In 2015 Mike and the North Nashville communities of Joelton, Whites Creek and Bordeaux found themselves in the path of a massive fossil fuel infrastructure expansion effort. A 60,000 HP compressor station, among the largest in the United States, was to be constructed in the midst of an otherwise thriving community and contribute a steady stream of toxic emissions(methane, benzene, NOx, CO) into the atmosphere(significantly impacting Nashville’s overall attainment) as well as raising internal pressures and reversing flow along several poorly-maintained systems of Interstate Gas Pipelines crossing Tennessee. There was to be no discussion with the community and a very limited time to even comment! When neighbors asked for help, Mike was happy to oblige.
Studying the route of the pipeline, Mike spent a great deal time photographing various hazards and problems at waterway crossings and other exposures/anomalies, in some cases deep in the back-country. While the community group CCSE (Concerned Citizens For A Safe Environment) mounted a grassroots campaign to challenge the compressor via legislation at Nashville Metro City Council, Mike compiled the 2015 Field Study Of Gas Pipeline Safety In TN and submitted it to environmental regulators at all levels of government. Congressman Jim Cooper subsequently called for a congressional inquiry into pipeline infrastructure maintenance across the US. PHMSA Inspectors were dispatched to view the various sites identified in the field study.

Note: Due to the varying size of some of the images below, this page is best viewed on a computer rather than a telephone. Text may shift with photo size. 

Click here to view the 2015 Field Study Of Gas Pipeline Safety In Tennessee
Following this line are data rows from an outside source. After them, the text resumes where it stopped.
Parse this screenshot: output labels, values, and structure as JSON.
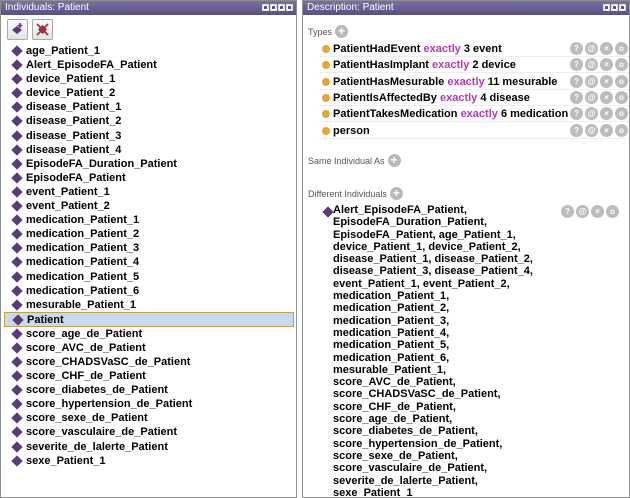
{
  "left_panel": {
    "title": "Individuals: Patient",
    "toolbar": {
      "add_icon": "add-individual-icon",
      "delete_icon": "delete-individual-icon"
    },
    "items": [
      "age_Patient_1",
      "Alert_EpisodeFA_Patient",
      "device_Patient_1",
      "device_Patient_2",
      "disease_Patient_1",
      "disease_Patient_2",
      "disease_Patient_3",
      "disease_Patient_4",
      "EpisodeFA_Duration_Patient",
      "EpisodeFA_Patient",
      "event_Patient_1",
      "event_Patient_2",
      "medication_Patient_1",
      "medication_Patient_2",
      "medication_Patient_3",
      "medication_Patient_4",
      "medication_Patient_5",
      "medication_Patient_6",
      "mesurable_Patient_1",
      "Patient",
      "score_age_de_Patient",
      "score_AVC_de_Patient",
      "score_CHADSVaSC_de_Patient",
      "score_CHF_de_Patient",
      "score_diabetes_de_Patient",
      "score_hypertension_de_Patient",
      "score_sexe_de_Patient",
      "score_vasculaire_de_Patient",
      "severite_de_lalerte_Patient",
      "sexe_Patient_1"
    ],
    "selected": "Patient"
  },
  "right_panel": {
    "title": "Description: Patient",
    "types_label": "Types",
    "types": [
      {
        "prop": "PatientHadEvent",
        "kw": "exactly",
        "rest": "3 event"
      },
      {
        "prop": "PatientHasImplant",
        "kw": "exactly",
        "rest": "2 device"
      },
      {
        "prop": "PatientHasMesurable",
        "kw": "exactly",
        "rest": "11 mesurable"
      },
      {
        "prop": "PatientIsAffectedBy",
        "kw": "exactly",
        "rest": "4 disease"
      },
      {
        "prop": "PatientTakesMedication",
        "kw": "exactly",
        "rest": "6 medication"
      },
      {
        "prop": "person",
        "kw": "",
        "rest": ""
      }
    ],
    "same_label": "Same Individual As",
    "different_label": "Different Individuals",
    "different_lines": [
      "Alert_EpisodeFA_Patient,",
      "EpisodeFA_Duration_Patient,",
      "EpisodeFA_Patient, age_Patient_1,",
      "device_Patient_1, device_Patient_2,",
      "disease_Patient_1, disease_Patient_2,",
      "disease_Patient_3, disease_Patient_4,",
      "event_Patient_1, event_Patient_2,",
      "medication_Patient_1,",
      "medication_Patient_2,",
      "medication_Patient_3,",
      "medication_Patient_4,",
      "medication_Patient_5,",
      "medication_Patient_6,",
      "mesurable_Patient_1,",
      "score_AVC_de_Patient,",
      "score_CHADSVaSC_de_Patient,",
      "score_CHF_de_Patient,",
      "score_age_de_Patient,",
      "score_diabetes_de_Patient,",
      "score_hypertension_de_Patient,",
      "score_sexe_de_Patient,",
      "score_vasculaire_de_Patient,",
      "severite_de_lalerte_Patient,",
      "sexe_Patient_1"
    ],
    "row_buttons": [
      "?",
      "@",
      "×",
      "o"
    ]
  },
  "colors": {
    "titlebar": "#5a4f86",
    "keyword": "#b73ab5",
    "type_dot": "#e7a733",
    "individual": "#5b3a7a",
    "selection": "#c8daf1"
  }
}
Click Here to view the WSMV story about US Congressman Jim Cooper’s call for a congressional inquiry into gas pipeline infrastructure maintenance across the US.

In 2016, as word spread of the unconstitutional violation of human rights and the tribal sovereignty of the Lakota Sioux tribe by the Dakota Access Pipeline, Mike worked in partnership with numerous local state and national organizations to gather support materials and donations for the Oceti Sakowin camp blocking the construction of the Dakota Access pipeline.
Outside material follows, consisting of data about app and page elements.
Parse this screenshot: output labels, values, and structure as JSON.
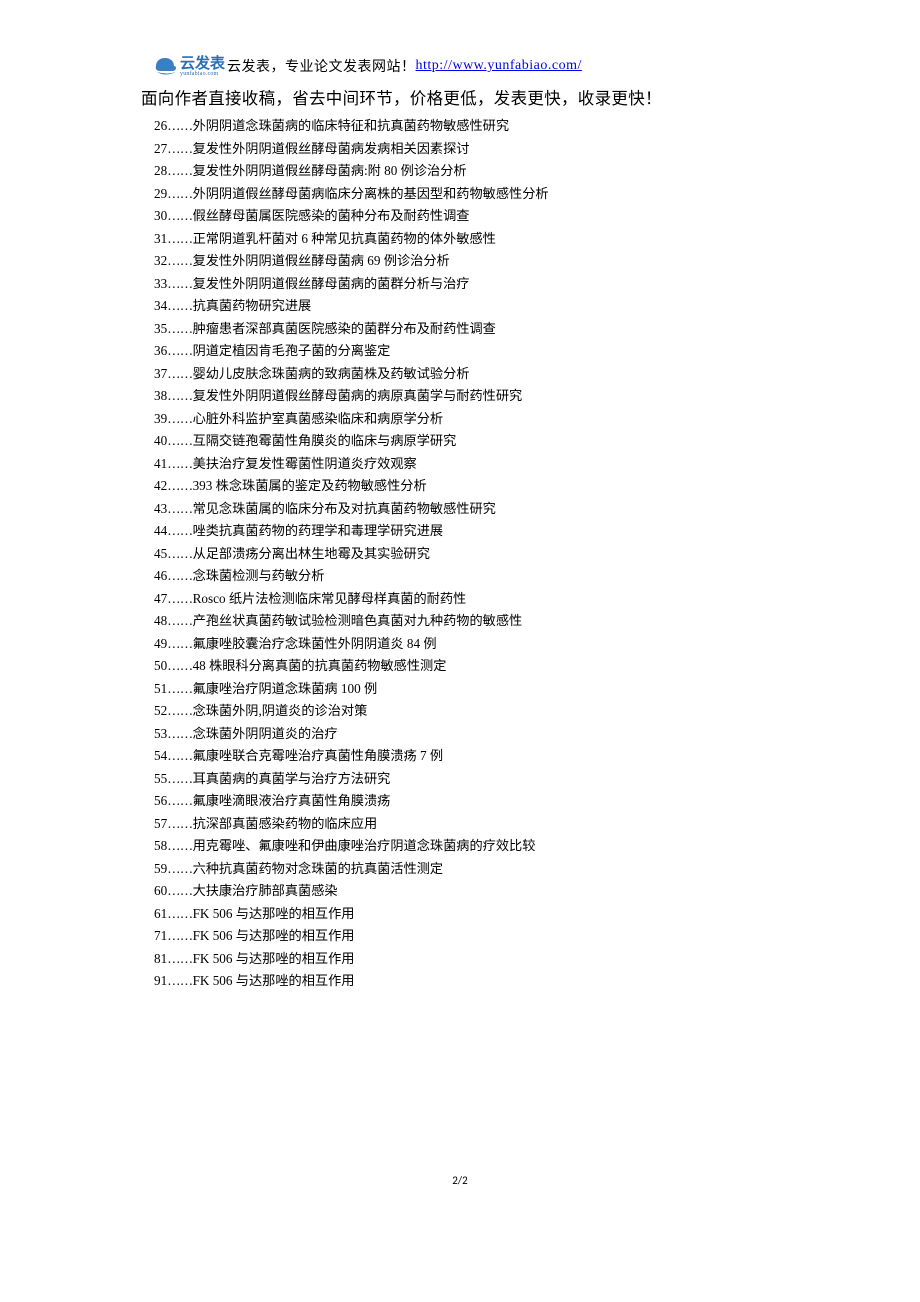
{
  "header": {
    "logo_cn": "云发表",
    "logo_py": "yunfabiao.com",
    "tagline": " 云发表，专业论文发表网站！",
    "link_text": "http://www.yunfabiao.com/",
    "subhead": "面向作者直接收稿，省去中间环节，价格更低，发表更快，收录更快！"
  },
  "toc": [
    {
      "num": "26",
      "title": "外阴阴道念珠菌病的临床特征和抗真菌药物敏感性研究"
    },
    {
      "num": "27",
      "title": "复发性外阴阴道假丝酵母菌病发病相关因素探讨"
    },
    {
      "num": "28",
      "title": "复发性外阴阴道假丝酵母菌病:附 80 例诊治分析"
    },
    {
      "num": "29",
      "title": "外阴阴道假丝酵母菌病临床分离株的基因型和药物敏感性分析"
    },
    {
      "num": "30",
      "title": "假丝酵母菌属医院感染的菌种分布及耐药性调查"
    },
    {
      "num": "31",
      "title": "正常阴道乳杆菌对 6 种常见抗真菌药物的体外敏感性"
    },
    {
      "num": "32",
      "title": "复发性外阴阴道假丝酵母菌病 69 例诊治分析"
    },
    {
      "num": "33",
      "title": "复发性外阴阴道假丝酵母菌病的菌群分析与治疗"
    },
    {
      "num": "34",
      "title": "抗真菌药物研究进展"
    },
    {
      "num": "35",
      "title": "肿瘤患者深部真菌医院感染的菌群分布及耐药性调查"
    },
    {
      "num": "36",
      "title": "阴道定植因肯毛孢子菌的分离鉴定"
    },
    {
      "num": "37",
      "title": "婴幼儿皮肤念珠菌病的致病菌株及药敏试验分析"
    },
    {
      "num": "38",
      "title": "复发性外阴阴道假丝酵母菌病的病原真菌学与耐药性研究"
    },
    {
      "num": "39",
      "title": "心脏外科监护室真菌感染临床和病原学分析"
    },
    {
      "num": "40",
      "title": "互隔交链孢霉菌性角膜炎的临床与病原学研究"
    },
    {
      "num": "41",
      "title": "美扶治疗复发性霉菌性阴道炎疗效观察"
    },
    {
      "num": "42",
      "title": "393 株念珠菌属的鉴定及药物敏感性分析"
    },
    {
      "num": "43",
      "title": "常见念珠菌属的临床分布及对抗真菌药物敏感性研究"
    },
    {
      "num": "44",
      "title": "唑类抗真菌药物的药理学和毒理学研究进展"
    },
    {
      "num": "45",
      "title": "从足部溃疡分离出林生地霉及其实验研究"
    },
    {
      "num": "46",
      "title": "念珠菌检测与药敏分析"
    },
    {
      "num": "47",
      "title": "Rosco 纸片法检测临床常见酵母样真菌的耐药性"
    },
    {
      "num": "48",
      "title": "产孢丝状真菌药敏试验检测暗色真菌对九种药物的敏感性"
    },
    {
      "num": "49",
      "title": "氟康唑胶囊治疗念珠菌性外阴阴道炎  84 例"
    },
    {
      "num": "50",
      "title": "48 株眼科分离真菌的抗真菌药物敏感性测定"
    },
    {
      "num": "51",
      "title": "氟康唑治疗阴道念珠菌病 100 例"
    },
    {
      "num": "52",
      "title": "念珠菌外阴,阴道炎的诊治对策"
    },
    {
      "num": "53",
      "title": "念珠菌外阴阴道炎的治疗"
    },
    {
      "num": "54",
      "title": "氟康唑联合克霉唑治疗真菌性角膜溃疡 7 例"
    },
    {
      "num": "55",
      "title": "耳真菌病的真菌学与治疗方法研究"
    },
    {
      "num": "56",
      "title": "氟康唑滴眼液治疗真菌性角膜溃疡"
    },
    {
      "num": "57",
      "title": "抗深部真菌感染药物的临床应用"
    },
    {
      "num": "58",
      "title": "用克霉唑、氟康唑和伊曲康唑治疗阴道念珠菌病的疗效比较"
    },
    {
      "num": "59",
      "title": "六种抗真菌药物对念珠菌的抗真菌活性测定"
    },
    {
      "num": "60",
      "title": "大扶康治疗肺部真菌感染"
    },
    {
      "num": "61",
      "title": "FK 506 与达那唑的相互作用"
    },
    {
      "num": "71",
      "title": "FK 506 与达那唑的相互作用"
    },
    {
      "num": "81",
      "title": "FK 506 与达那唑的相互作用"
    },
    {
      "num": "91",
      "title": "FK 506 与达那唑的相互作用"
    }
  ],
  "footer": {
    "page": "2/2"
  }
}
After witnessing the systematic violation of the rights of the indigenous tribes gathered at the excavation site and the violence unleashed by the private army assembled on the side of the Oil and Gas industry, Mike became an advocate for fossil fuel divestment, clean energy diversification and investment, and a critic of the environmental racism and abuse of marginalized communities across the US by fossil fuel interests and their enablers, and especially the obscene taxpayer subsidies awarded annually to this destructive industry’s iron fisted grip on US energy policy. He remains committed to seeing the end of fossil fuel subsidies and energy policy hegemony and utilizes his platform as an artist to lend support to communities facing unwanted fossil fuel development.

In spite of the catastrophic rollback of fossil fuel regulation and enforcement, protection for public lands and clean energy development from 2016- 2020, Mike feels hopeful and inspired by a new generation of climate leaders. While climate change continues unabated and frontline communities continue to bear the brunt of our addiction to fossil fuels, we must act decisively to end taxpayer subsidies benefitting fossil fuels and diversify our energy portfolio on a scale of renewal that can only be compared to the industrialization of the US during WWII. With this same sense of urgency, we can make the systemic changes needed for our civilization to continue to thrive, by building the clean, renewable energy paradigm of tomorrow and making systemic disparity a thing of the past.   

What choice do we really have?